In Brazil there is a law which says that if you can prove that you spent more than five years inhabiting an unclaimed lot it belongs to you.
The Jacarê neighborhood in the northern part of Rio de Janeiro was an important industrial area. However for the past 25 years factories have been closing one after another.
On the other hand, for the past 25 years the rate of inflation has been increasing in Brazil, and for the past 3 years it has increased so much that many people can't afford to pay their rent anymore.
Therefore they started to squat in those old factories. The government of Rio de Janeiro is willing to destroy those old factories and replace them with new social housing projects. However this process is taking too long and the people who live in these places get sick easily, have trouble sleeping, or develop mental illness.

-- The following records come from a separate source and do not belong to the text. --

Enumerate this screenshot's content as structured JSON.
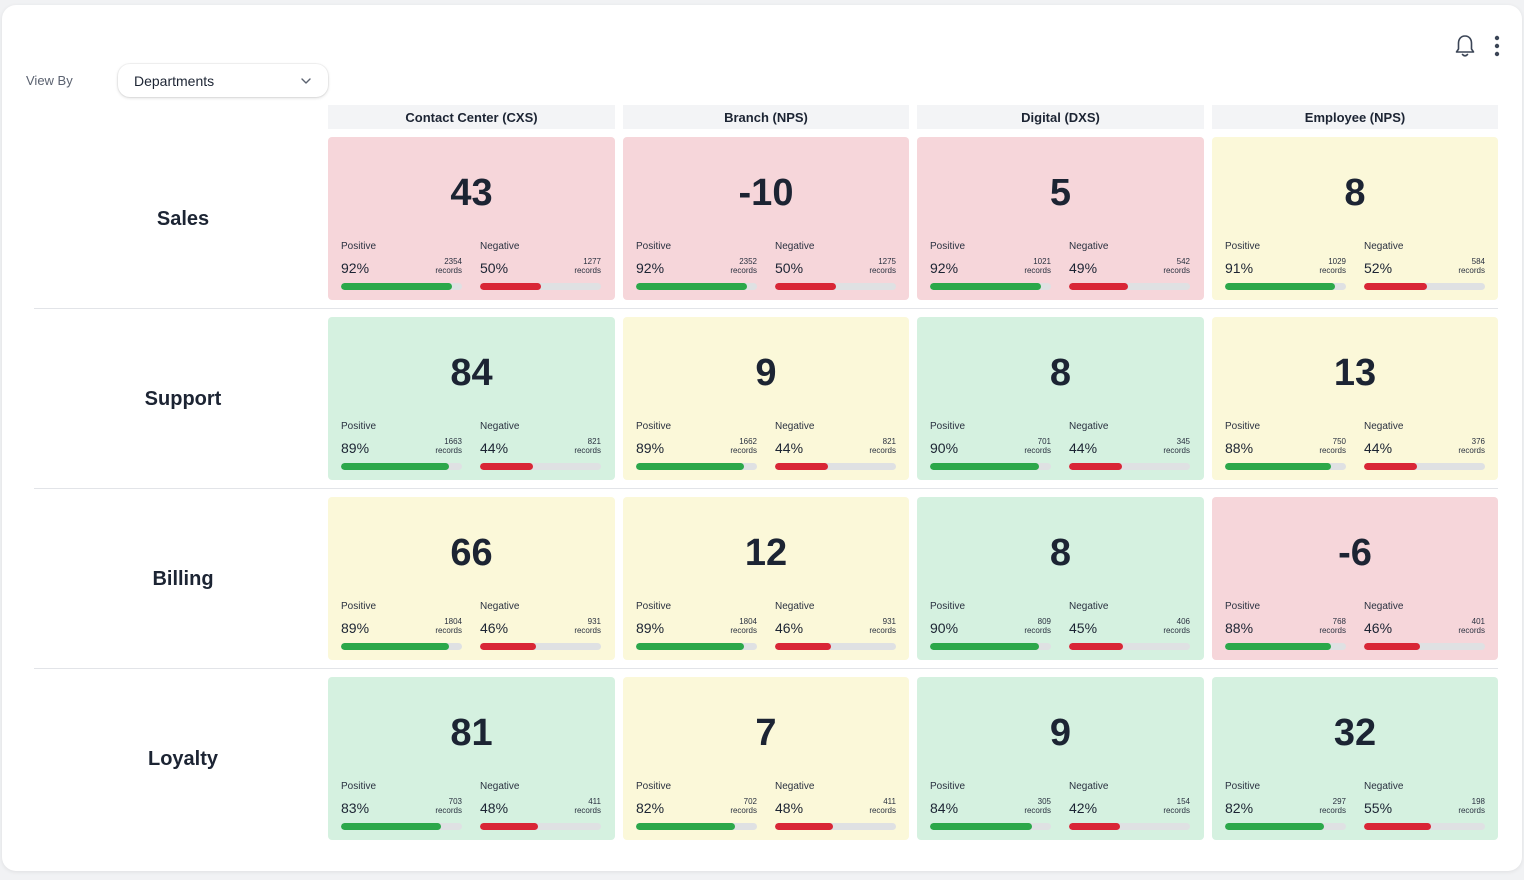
{
  "toolbar": {
    "bell_icon": "bell-icon",
    "menu_icon": "more-vertical-icon"
  },
  "view_by": {
    "label": "View By",
    "selected": "Departments"
  },
  "columns": [
    "Contact Center (CXS)",
    "Branch (NPS)",
    "Digital (DXS)",
    "Employee (NPS)"
  ],
  "metric_labels": {
    "positive": "Positive",
    "negative": "Negative",
    "records": "records"
  },
  "colors": {
    "red_card": "#f6d6da",
    "yellow_card": "#fbf8d9",
    "green_card": "#d5f1e0",
    "positive_bar": "#2ba84a",
    "negative_bar": "#d92636"
  },
  "rows": [
    {
      "label": "Sales",
      "cells": [
        {
          "score": "43",
          "status": "red",
          "pos_pct": "92%",
          "pos_records": "2354",
          "neg_pct": "50%",
          "neg_records": "1277",
          "pos_value": 92,
          "neg_value": 50
        },
        {
          "score": "-10",
          "status": "red",
          "pos_pct": "92%",
          "pos_records": "2352",
          "neg_pct": "50%",
          "neg_records": "1275",
          "pos_value": 92,
          "neg_value": 50
        },
        {
          "score": "5",
          "status": "red",
          "pos_pct": "92%",
          "pos_records": "1021",
          "neg_pct": "49%",
          "neg_records": "542",
          "pos_value": 92,
          "neg_value": 49
        },
        {
          "score": "8",
          "status": "yellow",
          "pos_pct": "91%",
          "pos_records": "1029",
          "neg_pct": "52%",
          "neg_records": "584",
          "pos_value": 91,
          "neg_value": 52
        }
      ]
    },
    {
      "label": "Support",
      "cells": [
        {
          "score": "84",
          "status": "green",
          "pos_pct": "89%",
          "pos_records": "1663",
          "neg_pct": "44%",
          "neg_records": "821",
          "pos_value": 89,
          "neg_value": 44
        },
        {
          "score": "9",
          "status": "yellow",
          "pos_pct": "89%",
          "pos_records": "1662",
          "neg_pct": "44%",
          "neg_records": "821",
          "pos_value": 89,
          "neg_value": 44
        },
        {
          "score": "8",
          "status": "green",
          "pos_pct": "90%",
          "pos_records": "701",
          "neg_pct": "44%",
          "neg_records": "345",
          "pos_value": 90,
          "neg_value": 44
        },
        {
          "score": "13",
          "status": "yellow",
          "pos_pct": "88%",
          "pos_records": "750",
          "neg_pct": "44%",
          "neg_records": "376",
          "pos_value": 88,
          "neg_value": 44
        }
      ]
    },
    {
      "label": "Billing",
      "cells": [
        {
          "score": "66",
          "status": "yellow",
          "pos_pct": "89%",
          "pos_records": "1804",
          "neg_pct": "46%",
          "neg_records": "931",
          "pos_value": 89,
          "neg_value": 46
        },
        {
          "score": "12",
          "status": "yellow",
          "pos_pct": "89%",
          "pos_records": "1804",
          "neg_pct": "46%",
          "neg_records": "931",
          "pos_value": 89,
          "neg_value": 46
        },
        {
          "score": "8",
          "status": "green",
          "pos_pct": "90%",
          "pos_records": "809",
          "neg_pct": "45%",
          "neg_records": "406",
          "pos_value": 90,
          "neg_value": 45
        },
        {
          "score": "-6",
          "status": "red",
          "pos_pct": "88%",
          "pos_records": "768",
          "neg_pct": "46%",
          "neg_records": "401",
          "pos_value": 88,
          "neg_value": 46
        }
      ]
    },
    {
      "label": "Loyalty",
      "cells": [
        {
          "score": "81",
          "status": "green",
          "pos_pct": "83%",
          "pos_records": "703",
          "neg_pct": "48%",
          "neg_records": "411",
          "pos_value": 83,
          "neg_value": 48
        },
        {
          "score": "7",
          "status": "yellow",
          "pos_pct": "82%",
          "pos_records": "702",
          "neg_pct": "48%",
          "neg_records": "411",
          "pos_value": 82,
          "neg_value": 48
        },
        {
          "score": "9",
          "status": "green",
          "pos_pct": "84%",
          "pos_records": "305",
          "neg_pct": "42%",
          "neg_records": "154",
          "pos_value": 84,
          "neg_value": 42
        },
        {
          "score": "32",
          "status": "green",
          "pos_pct": "82%",
          "pos_records": "297",
          "neg_pct": "55%",
          "neg_records": "198",
          "pos_value": 82,
          "neg_value": 55
        }
      ]
    }
  ]
}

The project's initial aim was to enter the old factories and tell the story of each person photographed in order to raise awareness worldwide of their hardships and dispel prejudices about them. These people work, they take care of their families. My Brazilian friend and sociologist Douglas Khayat, who was already working inside the community, would record their stories while I would take their portrait. After creating a blog Douglas Khayat and I decided to publish a book to officially create a hard copy of the project and thereby increase its exposure. We are now counting on you to help us bring this important project to life and show the world that we can make a difference.
Whereas Brazil spent almost 10 billion dollars on the World Cup, we have to show Brazil that its true priorities lay elsewhere and that the government has the power and money to achieve what they promised.